- Small backyards are not an issue with small breed animals.
- Your livestock can also help you to prevent things from going to waste that would normally be thrown out, such as vegetable peels and scraps, leftovers, and stale bread.
- If you plan on butchering your livestock for food, the butchering time is minimal and the blood and bones of the animals make blood and bone meal which are excellent soil amendments.
There are many homesteaders who recommend goats as a beginner livestock choice, but there are some challenges you will face and goats are not suited to live in smaller yards like those found in suburbia. As well, many neighborhoods frown upon pigs, even the smaller breeds like the American Guinea Hog because they destroy the yards. So I prefer to stick with the breeds below. Here are some ideal small breed choices and some future reading you can do to familiarize yourself with the breed before purchasing.
Recently, I suggested some easy strategies to get you motivated to start a small homestead in your backyard. Hobby homesteading can easily be transitioned into sprawling suburban neighborhoods provided you find livestock that are small and relatively quiet. While chickens may not conform to certain noise ordinances in neighborhoods, rabbits and quail would be a wonderful alternative.
What to Feed Livestock
To live in a self-reliant manner, you want to look at this project as a big cycle: You want to grow food to feed your animals, who in turn will provide eggs and/or meat for your family, as well as, manure for your garden. Many backyard homesteaders prefer growing their own feed so they know the animals are consuming high-quality nutrients and avoiding chemicals, pesticides, and antibiotics. Knowing some natural sources to feed your livestock will need to be researched, but can drastically cut down on the animal feed bill. If you plan on growing your livestock’s food sources, look at this article for more direction. As well, you’d be surprised that seeds like sunflowers are feed favorites for small livestock that chickens and goats.
I had a lot of success with a small flock of chickens and three rabbits. I have had a few issues with predators, but once I understood how the predators got into the cage, the issue was resolved. I have an overflowing amount of organic manure composting in my yard and should be able to use it for my spring garden. As well, when spring time comes, the eggs will be overflowing and will be able to make some foods made with eggs. I even plan on expanding these homesteading products (at the hesitancy of my husband). I love that we have livestock and feel better knowing we have fresh food sources if the economy continues to decline.
If you already have some livestock in your backyard, leave some helpful advice or tips you have learned along the way for the beginners!

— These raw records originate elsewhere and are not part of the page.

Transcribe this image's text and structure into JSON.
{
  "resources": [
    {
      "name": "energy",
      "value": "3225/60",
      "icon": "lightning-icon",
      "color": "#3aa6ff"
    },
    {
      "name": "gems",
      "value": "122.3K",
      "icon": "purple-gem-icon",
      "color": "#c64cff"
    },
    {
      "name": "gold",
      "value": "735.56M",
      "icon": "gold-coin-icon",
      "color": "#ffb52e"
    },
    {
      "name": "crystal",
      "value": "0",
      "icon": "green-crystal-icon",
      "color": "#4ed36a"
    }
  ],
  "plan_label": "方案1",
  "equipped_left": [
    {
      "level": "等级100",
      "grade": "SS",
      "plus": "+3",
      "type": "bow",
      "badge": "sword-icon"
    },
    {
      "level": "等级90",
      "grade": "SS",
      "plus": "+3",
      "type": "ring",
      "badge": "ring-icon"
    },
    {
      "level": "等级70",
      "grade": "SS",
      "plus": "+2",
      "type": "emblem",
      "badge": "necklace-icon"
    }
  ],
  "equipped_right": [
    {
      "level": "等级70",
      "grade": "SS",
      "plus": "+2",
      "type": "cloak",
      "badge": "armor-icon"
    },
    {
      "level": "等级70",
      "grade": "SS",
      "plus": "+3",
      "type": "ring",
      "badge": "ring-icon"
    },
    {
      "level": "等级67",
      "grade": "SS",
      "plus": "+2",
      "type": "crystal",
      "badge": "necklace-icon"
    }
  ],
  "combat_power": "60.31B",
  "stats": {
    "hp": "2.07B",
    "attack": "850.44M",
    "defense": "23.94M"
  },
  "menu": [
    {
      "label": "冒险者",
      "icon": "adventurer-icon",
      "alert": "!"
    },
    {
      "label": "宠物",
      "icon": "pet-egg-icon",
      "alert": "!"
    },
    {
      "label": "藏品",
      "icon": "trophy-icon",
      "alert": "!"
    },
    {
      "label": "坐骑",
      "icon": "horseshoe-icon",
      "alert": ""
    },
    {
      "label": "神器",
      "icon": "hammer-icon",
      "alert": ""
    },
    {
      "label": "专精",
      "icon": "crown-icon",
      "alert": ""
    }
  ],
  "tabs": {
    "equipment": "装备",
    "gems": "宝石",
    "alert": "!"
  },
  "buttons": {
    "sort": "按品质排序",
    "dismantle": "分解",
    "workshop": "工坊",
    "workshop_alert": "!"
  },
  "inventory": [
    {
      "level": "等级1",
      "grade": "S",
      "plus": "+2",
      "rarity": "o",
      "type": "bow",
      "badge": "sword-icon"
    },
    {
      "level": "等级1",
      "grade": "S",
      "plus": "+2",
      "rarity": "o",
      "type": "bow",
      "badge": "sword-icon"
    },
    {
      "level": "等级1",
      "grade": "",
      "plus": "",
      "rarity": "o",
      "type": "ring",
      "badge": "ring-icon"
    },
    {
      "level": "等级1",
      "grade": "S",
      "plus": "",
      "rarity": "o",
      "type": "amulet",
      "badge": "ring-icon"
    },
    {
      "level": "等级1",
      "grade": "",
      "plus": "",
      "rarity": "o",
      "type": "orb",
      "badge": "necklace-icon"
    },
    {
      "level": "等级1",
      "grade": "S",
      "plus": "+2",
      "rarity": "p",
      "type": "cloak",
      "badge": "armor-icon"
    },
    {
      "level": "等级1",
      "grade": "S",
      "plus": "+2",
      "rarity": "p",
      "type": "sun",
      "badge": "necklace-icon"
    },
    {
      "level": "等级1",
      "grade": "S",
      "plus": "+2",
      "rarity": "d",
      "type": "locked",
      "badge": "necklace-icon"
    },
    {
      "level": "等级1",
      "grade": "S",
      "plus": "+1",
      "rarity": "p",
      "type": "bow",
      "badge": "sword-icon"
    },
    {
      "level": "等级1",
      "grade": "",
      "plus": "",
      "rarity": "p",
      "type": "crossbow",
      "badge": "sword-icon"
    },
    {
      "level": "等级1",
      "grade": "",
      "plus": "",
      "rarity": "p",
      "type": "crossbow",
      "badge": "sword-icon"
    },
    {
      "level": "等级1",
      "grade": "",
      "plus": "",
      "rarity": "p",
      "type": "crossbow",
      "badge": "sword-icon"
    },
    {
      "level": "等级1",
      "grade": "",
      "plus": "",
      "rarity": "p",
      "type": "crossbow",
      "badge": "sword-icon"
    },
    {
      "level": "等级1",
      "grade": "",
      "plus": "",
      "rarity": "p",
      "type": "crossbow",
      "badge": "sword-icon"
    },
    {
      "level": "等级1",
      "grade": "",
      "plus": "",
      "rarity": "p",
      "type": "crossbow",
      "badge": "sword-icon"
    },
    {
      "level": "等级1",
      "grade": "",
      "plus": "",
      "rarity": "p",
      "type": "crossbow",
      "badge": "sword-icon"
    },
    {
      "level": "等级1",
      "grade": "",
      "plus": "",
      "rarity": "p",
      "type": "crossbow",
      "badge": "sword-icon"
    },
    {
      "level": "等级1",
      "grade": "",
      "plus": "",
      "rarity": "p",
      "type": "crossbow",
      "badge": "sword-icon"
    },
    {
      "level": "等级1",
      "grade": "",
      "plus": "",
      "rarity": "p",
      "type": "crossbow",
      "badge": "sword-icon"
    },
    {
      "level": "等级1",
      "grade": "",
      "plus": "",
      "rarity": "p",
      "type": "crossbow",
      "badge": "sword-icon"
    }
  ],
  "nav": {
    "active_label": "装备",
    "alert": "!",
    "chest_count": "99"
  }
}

Tess Pennington is the editor for ReadyNutrition.com. After joining the Dallas chapter of the American Red Cross in 1999, Tess worked as an Armed Forces Emergency Services Center specialist and is well versed in emergency and disaster management and response. Tess is the author of The Prepper’s Cookbook: 300 Recipes to Turn Your Emergency Food into Nutritious, Delicious, Life-Saving Meals. When a catastrophic collapse cripples society, grocery store shelves will empty within days. But by following Tess’s tips for stocking, organizing, and maintaining a proper emergency food supply, your family will have plenty to eat for weeks, months, or even years.